Few voices to save Mai Banno's musical heritage
The rich musical heritage of Mai Banno, considered the goddess of music, may be lost due to neglect, if the Punjab government does not take steps soon.punjab Updated: Aug 24, 2012 21:01 IST
The rich musical heritage of Mai Banno, considered the goddess of music, may be lost due to neglect, if the Punjab government does not take steps soon.
According to legend, Mai Banno was as skilled a singer as Tansen, the great musician in the court of the Mughal emperor Akbar. It is believed that she could cause rains by singing Raga Megh Malhaar, and light lamps by singing Deepak Raga.

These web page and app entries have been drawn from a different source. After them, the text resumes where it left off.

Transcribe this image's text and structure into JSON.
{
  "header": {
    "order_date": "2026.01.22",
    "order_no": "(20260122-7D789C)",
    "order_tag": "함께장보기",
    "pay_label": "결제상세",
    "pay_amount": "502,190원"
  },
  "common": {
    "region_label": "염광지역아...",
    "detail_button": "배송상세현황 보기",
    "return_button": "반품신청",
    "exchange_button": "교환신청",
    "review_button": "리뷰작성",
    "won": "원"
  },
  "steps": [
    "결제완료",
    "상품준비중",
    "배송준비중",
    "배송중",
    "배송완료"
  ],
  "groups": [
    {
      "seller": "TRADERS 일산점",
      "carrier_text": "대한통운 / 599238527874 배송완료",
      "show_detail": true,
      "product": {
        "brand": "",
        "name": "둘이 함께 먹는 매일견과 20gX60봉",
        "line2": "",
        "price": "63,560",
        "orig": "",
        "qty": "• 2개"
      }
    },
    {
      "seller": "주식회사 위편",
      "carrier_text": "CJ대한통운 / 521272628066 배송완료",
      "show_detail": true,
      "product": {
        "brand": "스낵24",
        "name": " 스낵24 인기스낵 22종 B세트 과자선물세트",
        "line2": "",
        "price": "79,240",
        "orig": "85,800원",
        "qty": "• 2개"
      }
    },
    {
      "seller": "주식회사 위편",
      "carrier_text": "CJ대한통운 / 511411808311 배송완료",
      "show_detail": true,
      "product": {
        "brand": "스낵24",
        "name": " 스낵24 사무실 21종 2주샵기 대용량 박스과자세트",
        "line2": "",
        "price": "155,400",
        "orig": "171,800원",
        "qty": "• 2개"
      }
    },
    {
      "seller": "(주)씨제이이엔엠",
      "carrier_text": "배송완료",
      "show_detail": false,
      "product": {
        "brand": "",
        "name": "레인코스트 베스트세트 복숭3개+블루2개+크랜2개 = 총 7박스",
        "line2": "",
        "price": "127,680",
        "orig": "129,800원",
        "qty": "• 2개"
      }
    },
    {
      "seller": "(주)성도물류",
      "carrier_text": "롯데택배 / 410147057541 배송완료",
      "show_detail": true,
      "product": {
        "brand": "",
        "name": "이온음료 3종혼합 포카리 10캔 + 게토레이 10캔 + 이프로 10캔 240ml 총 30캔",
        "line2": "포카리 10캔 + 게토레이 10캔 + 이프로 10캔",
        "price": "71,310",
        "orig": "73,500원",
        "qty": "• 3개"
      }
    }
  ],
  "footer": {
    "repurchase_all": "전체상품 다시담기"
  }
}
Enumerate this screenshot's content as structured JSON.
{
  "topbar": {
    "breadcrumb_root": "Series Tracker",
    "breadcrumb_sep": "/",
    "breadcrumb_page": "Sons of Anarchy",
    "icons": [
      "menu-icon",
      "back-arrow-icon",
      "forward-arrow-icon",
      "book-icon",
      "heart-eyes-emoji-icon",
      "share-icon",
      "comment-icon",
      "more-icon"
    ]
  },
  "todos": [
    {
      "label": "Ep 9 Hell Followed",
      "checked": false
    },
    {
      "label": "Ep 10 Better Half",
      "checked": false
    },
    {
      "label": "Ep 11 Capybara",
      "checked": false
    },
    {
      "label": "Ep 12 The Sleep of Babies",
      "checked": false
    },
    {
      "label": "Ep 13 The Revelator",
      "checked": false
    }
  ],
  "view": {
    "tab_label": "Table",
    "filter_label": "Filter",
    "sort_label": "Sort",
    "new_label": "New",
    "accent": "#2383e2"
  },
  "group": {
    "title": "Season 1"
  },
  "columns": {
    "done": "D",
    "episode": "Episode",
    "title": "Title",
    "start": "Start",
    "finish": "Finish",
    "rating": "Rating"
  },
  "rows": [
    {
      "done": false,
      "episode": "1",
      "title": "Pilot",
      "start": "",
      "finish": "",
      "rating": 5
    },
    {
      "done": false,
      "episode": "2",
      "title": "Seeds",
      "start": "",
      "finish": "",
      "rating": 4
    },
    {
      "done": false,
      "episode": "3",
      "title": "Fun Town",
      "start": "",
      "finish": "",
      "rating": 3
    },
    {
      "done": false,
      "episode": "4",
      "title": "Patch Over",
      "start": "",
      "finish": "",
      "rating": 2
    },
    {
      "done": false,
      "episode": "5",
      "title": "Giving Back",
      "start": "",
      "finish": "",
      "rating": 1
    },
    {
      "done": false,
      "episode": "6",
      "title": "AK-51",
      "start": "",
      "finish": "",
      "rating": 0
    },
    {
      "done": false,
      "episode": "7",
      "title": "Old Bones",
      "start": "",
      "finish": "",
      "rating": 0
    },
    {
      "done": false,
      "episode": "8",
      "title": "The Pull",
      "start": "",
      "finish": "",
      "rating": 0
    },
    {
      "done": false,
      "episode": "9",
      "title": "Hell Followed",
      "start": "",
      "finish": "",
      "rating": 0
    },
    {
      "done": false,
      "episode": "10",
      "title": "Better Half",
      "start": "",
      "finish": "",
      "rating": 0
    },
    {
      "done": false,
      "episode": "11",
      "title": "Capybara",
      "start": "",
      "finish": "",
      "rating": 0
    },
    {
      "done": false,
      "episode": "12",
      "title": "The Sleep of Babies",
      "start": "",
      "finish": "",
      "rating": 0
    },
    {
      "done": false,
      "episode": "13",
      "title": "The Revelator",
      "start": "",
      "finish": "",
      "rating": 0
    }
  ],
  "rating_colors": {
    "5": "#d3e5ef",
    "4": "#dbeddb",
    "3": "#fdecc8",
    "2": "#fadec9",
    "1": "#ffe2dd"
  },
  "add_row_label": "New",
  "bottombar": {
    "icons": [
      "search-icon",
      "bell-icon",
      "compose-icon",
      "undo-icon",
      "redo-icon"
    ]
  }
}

"Mai Banno was one of the greatest musicians," Gurnam Singh, chairperson of Gurmat Sangeet department of Punjabi University here, said. "But the way her musical history has been neglected is of serious concern. How long would we continue to neglect our cultural heritage?"
Except a temple along the Zirakpur-Bathinda highway in memory of Mai Banno, no other effort has been made by the government or the local administration to promote her musical history. The temple too, is in a poor condition although it is visited every day by a large number of music lovers and singers.
"Although every music lover knows about Mai Banno, only a few know the history," said Gurnam.
The chairperson has urged the chief minister Parkash Singh Badal and the state tourism and cultural affairs minister Swaran Singh Phillaur to push for a project to promote the history of Mai Banno.
The history available with the Gurmat Sangeet department talks about an incident in which Tansen after singing Deepak Raga in Akbar's court felt thirsty. His thirst was quenched by Mai Banno: she was sitting by the well in Banur and offered water to Tansen. She then sang Raga Megh Malhaar and brought rain.
Tansen had later narrated the incident to Akbar, who then visited Mai Banno, and named the town, Banur, after her.